Here at NewPrensa we’ve talked about the amazing Brazilian Ken and Linda Cutler Chair of the Arts of the Americas and curator of Latin American art at Mia, Valéria Piccoli. The first curator of Latin America Art. In Minnesota. I know some of us are tired of hearing about the “first this” or the “first that”, but comprehending the extensive influence that individuals can bring to spaces that lack the diversity and understanding is pivotal. We’ve also extensively talked about the importance of clear, valid and respectful representation of BIPOC communities in the arts. Earlier this year, Guatemala-Minnesotan artist Zamara Cuyún (“Gringindia“) spoke of female Latinx representation at the LatinActivista ‘23 event.
Oftentimes, different communities have had their bodies and souls warped, whether it be honest historical representations or the deep-rooted, colonialist and racist fantasies that have transformed into a fetish of some sort. I don’t intend to steer onto a tangent. It is essential to comprehend the profundity that artistic cultural representation has when it is uncanny to your own. It also stirs up the idea of a community being culturally barren. Yet, many of us persist and strive for honest, fertile, and magical representations of our truth.
To my fellow Latines, I say Go. Visit the exhibit, share it with your loved ones. Understand the past to imagine the possibilities of the future. Art speaks volumes, and it augments your cultural reality. Invest in Art.
I’ve been watching New York City turn orange over the past week with the rest of the world. Horrifying! The wildfire smoke coming from Canadian fires is super damaging, and last Wednesday was so bad that it now holds the record for the most micro particles (or pollution) in the air since New York started collecting information on air quality back in 1999. The particles that are being monitored by sensors in the city are very small, and they’re dangerous because they can penetrate the lungs and bloodstream. The levels of these particles were nearly 6 times higher than what the EPA says is a safe average level.

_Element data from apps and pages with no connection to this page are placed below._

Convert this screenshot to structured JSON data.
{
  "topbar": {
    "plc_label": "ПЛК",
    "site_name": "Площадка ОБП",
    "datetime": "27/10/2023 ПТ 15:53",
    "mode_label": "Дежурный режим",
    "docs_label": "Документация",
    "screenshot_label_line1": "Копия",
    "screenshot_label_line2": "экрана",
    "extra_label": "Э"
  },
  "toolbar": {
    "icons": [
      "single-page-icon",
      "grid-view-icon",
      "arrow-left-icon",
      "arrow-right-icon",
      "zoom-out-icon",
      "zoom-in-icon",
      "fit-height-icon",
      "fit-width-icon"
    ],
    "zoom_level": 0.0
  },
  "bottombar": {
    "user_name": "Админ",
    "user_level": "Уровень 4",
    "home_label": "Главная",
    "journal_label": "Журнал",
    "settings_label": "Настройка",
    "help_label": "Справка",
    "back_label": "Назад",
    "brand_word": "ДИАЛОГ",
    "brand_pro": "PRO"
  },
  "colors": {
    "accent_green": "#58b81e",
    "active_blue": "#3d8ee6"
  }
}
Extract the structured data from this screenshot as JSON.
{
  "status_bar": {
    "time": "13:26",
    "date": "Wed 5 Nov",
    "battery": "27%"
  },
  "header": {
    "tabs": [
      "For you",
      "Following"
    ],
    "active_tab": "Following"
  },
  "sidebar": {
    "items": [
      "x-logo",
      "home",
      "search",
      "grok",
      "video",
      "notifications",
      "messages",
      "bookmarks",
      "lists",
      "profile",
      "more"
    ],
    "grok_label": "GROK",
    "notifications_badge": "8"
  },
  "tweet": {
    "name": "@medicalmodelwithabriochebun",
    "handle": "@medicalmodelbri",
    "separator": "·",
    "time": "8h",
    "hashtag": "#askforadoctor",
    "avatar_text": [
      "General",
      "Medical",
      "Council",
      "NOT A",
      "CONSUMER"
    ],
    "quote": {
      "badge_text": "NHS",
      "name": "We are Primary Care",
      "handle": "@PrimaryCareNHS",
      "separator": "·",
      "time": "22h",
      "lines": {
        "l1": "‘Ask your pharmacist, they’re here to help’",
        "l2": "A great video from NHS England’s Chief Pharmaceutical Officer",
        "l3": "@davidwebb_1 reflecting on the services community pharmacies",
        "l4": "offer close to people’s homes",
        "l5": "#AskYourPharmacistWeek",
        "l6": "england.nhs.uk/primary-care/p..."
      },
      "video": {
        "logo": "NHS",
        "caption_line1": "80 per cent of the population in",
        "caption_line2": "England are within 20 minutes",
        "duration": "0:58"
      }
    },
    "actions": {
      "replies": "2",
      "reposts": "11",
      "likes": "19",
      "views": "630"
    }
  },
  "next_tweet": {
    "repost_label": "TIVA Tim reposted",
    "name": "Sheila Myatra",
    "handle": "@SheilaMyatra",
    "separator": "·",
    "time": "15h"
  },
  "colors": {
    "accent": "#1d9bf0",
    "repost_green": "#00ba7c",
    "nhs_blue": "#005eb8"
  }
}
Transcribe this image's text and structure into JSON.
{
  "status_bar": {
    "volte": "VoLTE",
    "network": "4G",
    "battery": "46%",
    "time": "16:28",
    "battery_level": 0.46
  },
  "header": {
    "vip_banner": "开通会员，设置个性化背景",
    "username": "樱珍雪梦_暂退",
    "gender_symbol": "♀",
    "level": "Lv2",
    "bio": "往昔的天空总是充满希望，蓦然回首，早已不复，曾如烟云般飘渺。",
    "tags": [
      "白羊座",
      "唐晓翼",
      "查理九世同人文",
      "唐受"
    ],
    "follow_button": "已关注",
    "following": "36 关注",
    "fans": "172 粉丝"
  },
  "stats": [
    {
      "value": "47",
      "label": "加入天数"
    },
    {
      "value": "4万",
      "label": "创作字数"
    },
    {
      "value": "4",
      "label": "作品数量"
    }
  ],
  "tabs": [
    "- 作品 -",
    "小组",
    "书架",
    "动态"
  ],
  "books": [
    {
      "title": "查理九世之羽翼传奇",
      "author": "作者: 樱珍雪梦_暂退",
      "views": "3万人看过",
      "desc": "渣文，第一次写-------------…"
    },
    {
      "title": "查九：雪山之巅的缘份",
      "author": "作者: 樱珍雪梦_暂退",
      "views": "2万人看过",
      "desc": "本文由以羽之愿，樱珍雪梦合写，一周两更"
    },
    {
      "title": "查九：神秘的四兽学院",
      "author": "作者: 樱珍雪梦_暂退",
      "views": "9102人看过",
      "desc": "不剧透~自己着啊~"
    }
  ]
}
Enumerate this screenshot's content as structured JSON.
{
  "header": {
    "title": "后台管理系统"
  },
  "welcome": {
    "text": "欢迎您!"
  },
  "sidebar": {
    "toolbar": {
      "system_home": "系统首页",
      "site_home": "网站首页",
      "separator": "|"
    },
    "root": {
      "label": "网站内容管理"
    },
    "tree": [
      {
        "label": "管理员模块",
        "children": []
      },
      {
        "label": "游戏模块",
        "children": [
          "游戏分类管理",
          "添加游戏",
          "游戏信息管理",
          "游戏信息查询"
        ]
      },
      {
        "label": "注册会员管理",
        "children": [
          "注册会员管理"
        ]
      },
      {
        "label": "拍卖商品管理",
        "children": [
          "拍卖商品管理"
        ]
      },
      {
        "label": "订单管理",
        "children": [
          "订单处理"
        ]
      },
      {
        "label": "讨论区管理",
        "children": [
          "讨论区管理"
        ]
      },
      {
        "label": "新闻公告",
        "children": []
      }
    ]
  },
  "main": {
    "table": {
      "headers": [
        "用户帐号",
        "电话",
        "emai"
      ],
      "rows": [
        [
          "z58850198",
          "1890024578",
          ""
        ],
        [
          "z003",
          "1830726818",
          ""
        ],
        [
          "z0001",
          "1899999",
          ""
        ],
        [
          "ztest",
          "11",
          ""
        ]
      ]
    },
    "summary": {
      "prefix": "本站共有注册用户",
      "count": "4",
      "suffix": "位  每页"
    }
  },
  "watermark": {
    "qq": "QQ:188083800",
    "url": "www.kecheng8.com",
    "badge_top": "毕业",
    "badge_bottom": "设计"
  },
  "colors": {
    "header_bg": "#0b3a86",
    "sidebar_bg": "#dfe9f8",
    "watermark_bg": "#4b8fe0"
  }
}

Closer to home, the U.S. Forest Service is monitoring a wildfire that’s spreading through the northernmost parts of the Boundary Waters (BWCA), right where the U.S./Canada border lies. It’s around 30 acres big and is affecting the forest between Spice Lake and Ogishkemuncie Lake, which are about 10 miles southwest of the end of the Gunflint Trail. The Forest Service also announced a ban on campfires in the whole BWCA until further notice, something that comes as a result of ongoing dry conditions. As a big fan and nearly annual BWCA visitor, this news is super scary! It’s something that affected visitors to the BWCA last year, with many groups not being able to even make their trips into the wilderness area due to all of the fires. If you’re like me, and love the Boundary Waters, take care when you visit this summer, and treat this beloved area with all of the care it deserves!
That’s all from us this week. Take care, readers! We’ll be back next Thursday.
-Isabella and Helene